WHAT IS EXPECTED
Only the pictures are to be left out; set down the rest of the records exactly.
DATA PROVIDED START
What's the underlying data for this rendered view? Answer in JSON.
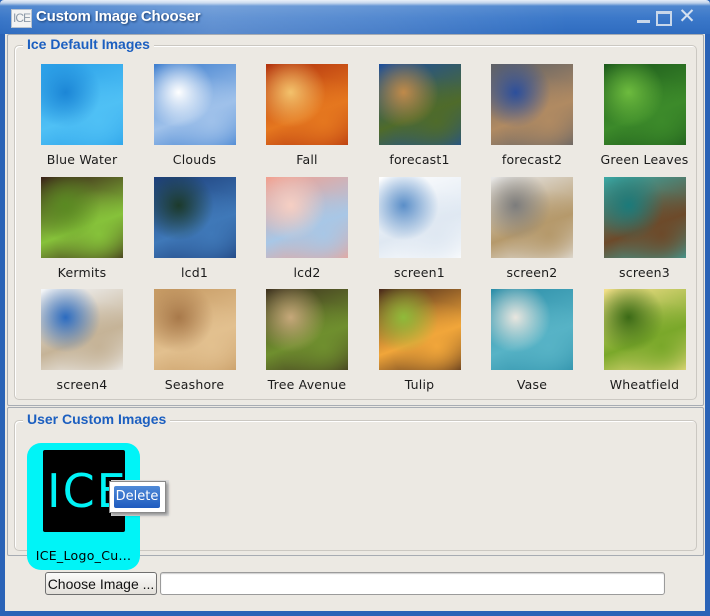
{
  "window": {
    "title": "Custom Image Chooser",
    "app_icon_text": "ICE",
    "controls": {
      "minimize": "minimize",
      "maximize": "maximize",
      "close": "✕"
    }
  },
  "default_images": {
    "legend": "Ice Default Images",
    "items": [
      {
        "label": "Blue Water",
        "colors": [
          "#2aa0e8",
          "#4fc0f5",
          "#1c86d6"
        ]
      },
      {
        "label": "Clouds",
        "colors": [
          "#3f7fcf",
          "#9fc1ea",
          "#ffffff"
        ]
      },
      {
        "label": "Fall",
        "colors": [
          "#b2320e",
          "#e5771f",
          "#f3c26c"
        ]
      },
      {
        "label": "forecast1",
        "colors": [
          "#1e4f9b",
          "#4f6b2a",
          "#c08a4a"
        ]
      },
      {
        "label": "forecast2",
        "colors": [
          "#5d6066",
          "#b08a62",
          "#2c4f9c"
        ]
      },
      {
        "label": "Green Leaves",
        "colors": [
          "#1d5a1c",
          "#3c8a2a",
          "#6dbb3e"
        ]
      },
      {
        "label": "Kermits",
        "colors": [
          "#3a2218",
          "#86c23a",
          "#5a8a22"
        ]
      },
      {
        "label": "lcd1",
        "colors": [
          "#1d3f7a",
          "#3f78b8",
          "#1c3a2b"
        ]
      },
      {
        "label": "lcd2",
        "colors": [
          "#f2a08f",
          "#a8c7e6",
          "#f6cfc3"
        ]
      },
      {
        "label": "screen1",
        "colors": [
          "#ffffff",
          "#dfe8f2",
          "#5a8ec8"
        ]
      },
      {
        "label": "screen2",
        "colors": [
          "#e8e8e8",
          "#b5996b",
          "#7c7c7c"
        ]
      },
      {
        "label": "screen3",
        "colors": [
          "#3aa9a6",
          "#6d4a2a",
          "#1b7a7a"
        ]
      },
      {
        "label": "screen4",
        "colors": [
          "#f4f6f9",
          "#c5b397",
          "#2b6bc0"
        ]
      },
      {
        "label": "Seashore",
        "colors": [
          "#c69a63",
          "#e2c08f",
          "#a8794a"
        ]
      },
      {
        "label": "Tree Avenue",
        "colors": [
          "#3f3320",
          "#6f8f2e",
          "#c6a87a"
        ]
      },
      {
        "label": "Tulip",
        "colors": [
          "#4a2a1a",
          "#f1a63a",
          "#8fbb3a"
        ]
      },
      {
        "label": "Vase",
        "colors": [
          "#2c8ea8",
          "#57b3c6",
          "#e9e6df"
        ]
      },
      {
        "label": "Wheatfield",
        "colors": [
          "#f4e08a",
          "#7aa82a",
          "#3b6a16"
        ]
      }
    ]
  },
  "user_images": {
    "legend": "User Custom Images",
    "items": [
      {
        "label": "ICE_Logo_Cu...",
        "logo_text": "ICE",
        "selected": true
      }
    ],
    "context_menu": {
      "items": [
        "Delete"
      ]
    }
  },
  "bottom": {
    "choose_button": "Choose Image ...",
    "path_value": ""
  },
  "theme": {
    "title_bar": "#3b78c9",
    "legend_text": "#1c5fc0",
    "selection": "#00f4f7"
  }
}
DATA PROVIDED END
TASK RESULT
What's the underlying data for this rendered view? Answer in JSON.
{
  "window": {
    "title": "Custom Image Chooser",
    "app_icon_text": "ICE",
    "controls": {
      "minimize": "minimize",
      "maximize": "maximize",
      "close": "✕"
    }
  },
  "default_images": {
    "legend": "Ice Default Images",
    "items": [
      {
        "label": "Blue Water",
        "colors": [
          "#2aa0e8",
          "#4fc0f5",
          "#1c86d6"
        ]
      },
      {
        "label": "Clouds",
        "colors": [
          "#3f7fcf",
          "#9fc1ea",
          "#ffffff"
        ]
      },
      {
        "label": "Fall",
        "colors": [
          "#b2320e",
          "#e5771f",
          "#f3c26c"
        ]
      },
      {
        "label": "forecast1",
        "colors": [
          "#1e4f9b",
          "#4f6b2a",
          "#c08a4a"
        ]
      },
      {
        "label": "forecast2",
        "colors": [
          "#5d6066",
          "#b08a62",
          "#2c4f9c"
        ]
      },
      {
        "label": "Green Leaves",
        "colors": [
          "#1d5a1c",
          "#3c8a2a",
          "#6dbb3e"
        ]
      },
      {
        "label": "Kermits",
        "colors": [
          "#3a2218",
          "#86c23a",
          "#5a8a22"
        ]
      },
      {
        "label": "lcd1",
        "colors": [
          "#1d3f7a",
          "#3f78b8",
          "#1c3a2b"
        ]
      },
      {
        "label": "lcd2",
        "colors": [
          "#f2a08f",
          "#a8c7e6",
          "#f6cfc3"
        ]
      },
      {
        "label": "screen1",
        "colors": [
          "#ffffff",
          "#dfe8f2",
          "#5a8ec8"
        ]
      },
      {
        "label": "screen2",
        "colors": [
          "#e8e8e8",
          "#b5996b",
          "#7c7c7c"
        ]
      },
      {
        "label": "screen3",
        "colors": [
          "#3aa9a6",
          "#6d4a2a",
          "#1b7a7a"
        ]
      },
      {
        "label": "screen4",
        "colors": [
          "#f4f6f9",
          "#c5b397",
          "#2b6bc0"
        ]
      },
      {
        "label": "Seashore",
        "colors": [
          "#c69a63",
          "#e2c08f",
          "#a8794a"
        ]
      },
      {
        "label": "Tree Avenue",
        "colors": [
          "#3f3320",
          "#6f8f2e",
          "#c6a87a"
        ]
      },
      {
        "label": "Tulip",
        "colors": [
          "#4a2a1a",
          "#f1a63a",
          "#8fbb3a"
        ]
      },
      {
        "label": "Vase",
        "colors": [
          "#2c8ea8",
          "#57b3c6",
          "#e9e6df"
        ]
      },
      {
        "label": "Wheatfield",
        "colors": [
          "#f4e08a",
          "#7aa82a",
          "#3b6a16"
        ]
      }
    ]
  },
  "user_images": {
    "legend": "User Custom Images",
    "items": [
      {
        "label": "ICE_Logo_Cu...",
        "logo_text": "ICE",
        "selected": true
      }
    ],
    "context_menu": {
      "items": [
        "Delete"
      ]
    }
  },
  "bottom": {
    "choose_button": "Choose Image ...",
    "path_value": ""
  },
  "theme": {
    "title_bar": "#3b78c9",
    "legend_text": "#1c5fc0",
    "selection": "#00f4f7"
  }
}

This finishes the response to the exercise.